     When I looked at my own dashboard, I found a reading log right at my fingertips.  And, taking a few minutes to look at this report like a reading log, I realized that I am not an engaged reader.
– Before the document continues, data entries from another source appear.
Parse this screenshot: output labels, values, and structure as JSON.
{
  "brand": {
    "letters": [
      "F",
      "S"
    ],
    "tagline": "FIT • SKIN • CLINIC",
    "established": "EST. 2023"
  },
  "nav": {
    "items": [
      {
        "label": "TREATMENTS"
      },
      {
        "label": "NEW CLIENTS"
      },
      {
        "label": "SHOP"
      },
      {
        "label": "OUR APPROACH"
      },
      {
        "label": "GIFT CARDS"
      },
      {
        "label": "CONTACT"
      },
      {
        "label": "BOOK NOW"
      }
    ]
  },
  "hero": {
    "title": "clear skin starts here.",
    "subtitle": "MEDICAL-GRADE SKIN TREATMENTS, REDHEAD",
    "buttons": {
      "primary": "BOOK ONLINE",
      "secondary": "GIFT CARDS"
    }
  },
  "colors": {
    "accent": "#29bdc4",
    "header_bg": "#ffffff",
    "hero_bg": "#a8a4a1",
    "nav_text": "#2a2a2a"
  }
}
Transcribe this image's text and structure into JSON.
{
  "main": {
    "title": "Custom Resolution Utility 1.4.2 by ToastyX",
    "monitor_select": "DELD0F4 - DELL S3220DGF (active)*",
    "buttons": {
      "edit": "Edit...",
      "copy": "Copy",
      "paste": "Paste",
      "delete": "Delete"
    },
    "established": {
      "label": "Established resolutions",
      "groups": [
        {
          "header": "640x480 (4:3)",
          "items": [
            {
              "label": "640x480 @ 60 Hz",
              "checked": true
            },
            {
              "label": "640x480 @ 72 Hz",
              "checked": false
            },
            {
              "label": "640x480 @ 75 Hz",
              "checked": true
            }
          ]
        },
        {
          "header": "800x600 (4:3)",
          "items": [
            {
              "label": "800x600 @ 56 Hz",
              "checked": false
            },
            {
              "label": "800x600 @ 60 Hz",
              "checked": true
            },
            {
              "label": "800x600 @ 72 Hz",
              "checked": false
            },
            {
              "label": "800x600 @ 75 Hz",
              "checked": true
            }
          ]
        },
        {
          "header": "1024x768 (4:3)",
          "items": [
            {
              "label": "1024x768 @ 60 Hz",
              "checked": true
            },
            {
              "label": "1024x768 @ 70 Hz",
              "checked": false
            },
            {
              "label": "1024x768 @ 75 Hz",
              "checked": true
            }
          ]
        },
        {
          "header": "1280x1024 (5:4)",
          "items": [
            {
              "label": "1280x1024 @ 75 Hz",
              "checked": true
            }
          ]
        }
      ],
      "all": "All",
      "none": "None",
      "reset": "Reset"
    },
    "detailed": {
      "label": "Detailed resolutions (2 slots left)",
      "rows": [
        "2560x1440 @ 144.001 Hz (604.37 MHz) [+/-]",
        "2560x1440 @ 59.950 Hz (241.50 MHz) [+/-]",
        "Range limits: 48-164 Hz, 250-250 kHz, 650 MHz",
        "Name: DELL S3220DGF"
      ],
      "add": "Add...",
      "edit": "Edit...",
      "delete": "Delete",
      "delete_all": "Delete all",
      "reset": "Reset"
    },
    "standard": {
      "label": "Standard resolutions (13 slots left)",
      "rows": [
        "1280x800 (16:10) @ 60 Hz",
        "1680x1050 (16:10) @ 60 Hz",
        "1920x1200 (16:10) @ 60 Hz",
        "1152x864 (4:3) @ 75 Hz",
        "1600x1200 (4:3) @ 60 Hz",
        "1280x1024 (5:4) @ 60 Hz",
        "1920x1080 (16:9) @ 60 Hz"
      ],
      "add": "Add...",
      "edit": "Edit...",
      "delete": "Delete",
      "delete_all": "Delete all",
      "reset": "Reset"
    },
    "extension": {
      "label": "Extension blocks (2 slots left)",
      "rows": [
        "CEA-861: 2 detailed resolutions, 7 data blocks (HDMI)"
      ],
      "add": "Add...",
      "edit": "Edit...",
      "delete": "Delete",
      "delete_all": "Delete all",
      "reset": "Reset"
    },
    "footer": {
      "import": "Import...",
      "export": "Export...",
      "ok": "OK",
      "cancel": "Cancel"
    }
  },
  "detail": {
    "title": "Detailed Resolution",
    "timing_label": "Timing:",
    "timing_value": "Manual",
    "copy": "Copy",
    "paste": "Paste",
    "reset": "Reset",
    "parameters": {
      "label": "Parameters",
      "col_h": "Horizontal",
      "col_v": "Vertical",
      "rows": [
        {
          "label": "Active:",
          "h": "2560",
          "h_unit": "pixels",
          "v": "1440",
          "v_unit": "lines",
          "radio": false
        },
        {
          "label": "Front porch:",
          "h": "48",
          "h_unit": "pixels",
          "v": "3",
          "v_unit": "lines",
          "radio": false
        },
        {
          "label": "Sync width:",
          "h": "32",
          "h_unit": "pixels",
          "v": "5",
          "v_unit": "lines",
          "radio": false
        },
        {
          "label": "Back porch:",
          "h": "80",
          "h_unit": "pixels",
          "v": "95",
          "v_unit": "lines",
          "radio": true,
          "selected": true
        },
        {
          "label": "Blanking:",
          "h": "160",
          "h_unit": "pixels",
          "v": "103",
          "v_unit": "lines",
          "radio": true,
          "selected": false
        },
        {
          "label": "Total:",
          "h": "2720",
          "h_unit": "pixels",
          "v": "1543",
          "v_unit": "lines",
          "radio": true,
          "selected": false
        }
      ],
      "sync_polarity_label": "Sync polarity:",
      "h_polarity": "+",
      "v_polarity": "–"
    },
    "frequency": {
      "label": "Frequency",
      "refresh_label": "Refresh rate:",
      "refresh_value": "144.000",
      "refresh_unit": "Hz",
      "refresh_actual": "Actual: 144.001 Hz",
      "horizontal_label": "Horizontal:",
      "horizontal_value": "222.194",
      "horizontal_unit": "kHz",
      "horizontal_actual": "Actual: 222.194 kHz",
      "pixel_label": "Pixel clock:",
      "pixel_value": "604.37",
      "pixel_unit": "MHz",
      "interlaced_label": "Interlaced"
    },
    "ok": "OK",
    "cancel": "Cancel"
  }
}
I can, with 100% certainty, tell you that I did not read ANY of those 17 pages.  But, I did do a book preview.  If someone conferred with me, they would discover that.  

     There are a few features I would definitely model before having my students just log in and go off independently in myON. If they used the following features well, myON could be a useful tool to continue the work done in reading workshop.

     The little head with the "shh" is the way to mute the reading.  Students are the ones in control of whether they turn the mute on or off, so it is really important to talk about PURPOSE when they start a book.  If they are in primary and using the book for Listen to Reading, then leave the narration on.  If they are in 3rd grade and are listening to the story but armed with their Thinking Journal and pencil in hand, then they might be able to leave the narration on because they focus is on the thoughts like in a read aloud.  BUT... if they are using the books in 3-5 as part of the Reading Workshop block and they are able to search and read for books at their level, then the expectation should be to mute it.  These are conversations you need to have with your students about their purpose for reading.  

     Many classrooms use Stop and Jots, or post it notes, while the kids read independently.  If they are spending time in myON, the same thing can be done digitally.  If they click on the icon of the notebook (next to the house) then a menu of tools opens up.  The fourth one in is a marker with a thumbtack in it.  When you click on it, it opens up a digital sticky note.  When they finish doing their Stop and Jot, they just click on the thumbtack and it closes it but saves it in the text.

     Another tool that I find useful is the journal.  If you click on the first icon of a notebook with a pencil, it opens a journal that you can see in all the books that you read.  So, say you are working on building character trait vocabulary in Reading Workshop.  If you start an entry that says "Character Trait List", and you open the journal and add words about the traits you find in the books you read, then children will be using myON to enhance their mini lesson work.  This feature would also be useful when using books to research a topic across more than one book.

myON Relfections

     These are a few features in myON that I would love to see teachers share with their classes before they release them to using the program independently IF the goal for using the program is to practice the skills we are teaching in Reading Workshop.  For the primary kids, if they are using it more for just a Listen to Reading option, I would still love to see some of those things evolve as the year continues.  

     My personal favorite purpose for myON is the nonfiction texts and the ability to use it with thematic unit planning.  At Hiawatha, most of our 3-5 classrooms don't use myON in the workshop time, but rather in ENCORE block or during unit time.  But, that is a post for another time.  Creating book sets around a topic and a big idea is a post that will hopefully happen later in the year.

Bottom Line:

     Teachers are thoughtful about universal instruction in their classroom (i.e. mini lessons, guided reading planning, unit planning, etc.).  We can also be thoughtful about the use of technology we choose to use with our students.  That thoughtfulness about PURPOSE, MODELING, and EFFECTIVENESS can make the tech use soar our students' learning above the line!